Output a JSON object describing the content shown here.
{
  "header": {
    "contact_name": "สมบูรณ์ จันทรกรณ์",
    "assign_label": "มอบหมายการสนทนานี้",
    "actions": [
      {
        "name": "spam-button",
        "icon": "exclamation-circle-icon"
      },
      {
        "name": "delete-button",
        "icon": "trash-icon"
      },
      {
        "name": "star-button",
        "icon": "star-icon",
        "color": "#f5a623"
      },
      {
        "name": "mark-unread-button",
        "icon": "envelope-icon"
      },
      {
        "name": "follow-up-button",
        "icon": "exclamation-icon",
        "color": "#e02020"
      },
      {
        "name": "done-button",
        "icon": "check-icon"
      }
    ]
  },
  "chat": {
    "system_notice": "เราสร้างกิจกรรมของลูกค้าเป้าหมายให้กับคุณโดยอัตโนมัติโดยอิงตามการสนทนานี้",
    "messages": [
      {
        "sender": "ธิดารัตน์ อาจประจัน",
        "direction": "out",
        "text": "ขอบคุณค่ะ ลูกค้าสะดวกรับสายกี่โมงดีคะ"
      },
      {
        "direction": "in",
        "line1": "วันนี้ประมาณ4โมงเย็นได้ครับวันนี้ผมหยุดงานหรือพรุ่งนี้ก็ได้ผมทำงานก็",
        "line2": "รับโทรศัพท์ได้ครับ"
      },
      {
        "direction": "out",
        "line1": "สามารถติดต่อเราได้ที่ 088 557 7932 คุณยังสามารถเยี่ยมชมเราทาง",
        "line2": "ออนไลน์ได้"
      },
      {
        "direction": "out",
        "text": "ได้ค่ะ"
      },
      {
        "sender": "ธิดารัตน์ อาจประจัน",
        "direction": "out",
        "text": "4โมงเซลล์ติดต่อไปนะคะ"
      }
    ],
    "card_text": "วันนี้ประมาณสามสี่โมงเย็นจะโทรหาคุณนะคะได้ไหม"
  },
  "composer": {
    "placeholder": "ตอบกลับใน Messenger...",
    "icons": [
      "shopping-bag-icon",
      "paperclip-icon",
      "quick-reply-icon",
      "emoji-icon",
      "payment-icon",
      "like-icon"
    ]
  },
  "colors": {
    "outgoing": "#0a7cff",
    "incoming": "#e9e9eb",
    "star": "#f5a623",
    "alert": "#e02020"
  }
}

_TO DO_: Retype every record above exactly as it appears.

_RESULT OF THE EXERCISE_:
Output a JSON object describing the content shown here.
{
  "header": {
    "contact_name": "สมบูรณ์ จันทรกรณ์",
    "assign_label": "มอบหมายการสนทนานี้",
    "actions": [
      {
        "name": "spam-button",
        "icon": "exclamation-circle-icon"
      },
      {
        "name": "delete-button",
        "icon": "trash-icon"
      },
      {
        "name": "star-button",
        "icon": "star-icon",
        "color": "#f5a623"
      },
      {
        "name": "mark-unread-button",
        "icon": "envelope-icon"
      },
      {
        "name": "follow-up-button",
        "icon": "exclamation-icon",
        "color": "#e02020"
      },
      {
        "name": "done-button",
        "icon": "check-icon"
      }
    ]
  },
  "chat": {
    "system_notice": "เราสร้างกิจกรรมของลูกค้าเป้าหมายให้กับคุณโดยอัตโนมัติโดยอิงตามการสนทนานี้",
    "messages": [
      {
        "sender": "ธิดารัตน์ อาจประจัน",
        "direction": "out",
        "text": "ขอบคุณค่ะ ลูกค้าสะดวกรับสายกี่โมงดีคะ"
      },
      {
        "direction": "in",
        "line1": "วันนี้ประมาณ4โมงเย็นได้ครับวันนี้ผมหยุดงานหรือพรุ่งนี้ก็ได้ผมทำงานก็",
        "line2": "รับโทรศัพท์ได้ครับ"
      },
      {
        "direction": "out",
        "line1": "สามารถติดต่อเราได้ที่ 088 557 7932 คุณยังสามารถเยี่ยมชมเราทาง",
        "line2": "ออนไลน์ได้"
      },
      {
        "direction": "out",
        "text": "ได้ค่ะ"
      },
      {
        "sender": "ธิดารัตน์ อาจประจัน",
        "direction": "out",
        "text": "4โมงเซลล์ติดต่อไปนะคะ"
      }
    ],
    "card_text": "วันนี้ประมาณสามสี่โมงเย็นจะโทรหาคุณนะคะได้ไหม"
  },
  "composer": {
    "placeholder": "ตอบกลับใน Messenger...",
    "icons": [
      "shopping-bag-icon",
      "paperclip-icon",
      "quick-reply-icon",
      "emoji-icon",
      "payment-icon",
      "like-icon"
    ]
  },
  "colors": {
    "outgoing": "#0a7cff",
    "incoming": "#e9e9eb",
    "star": "#f5a623",
    "alert": "#e02020"
  }
}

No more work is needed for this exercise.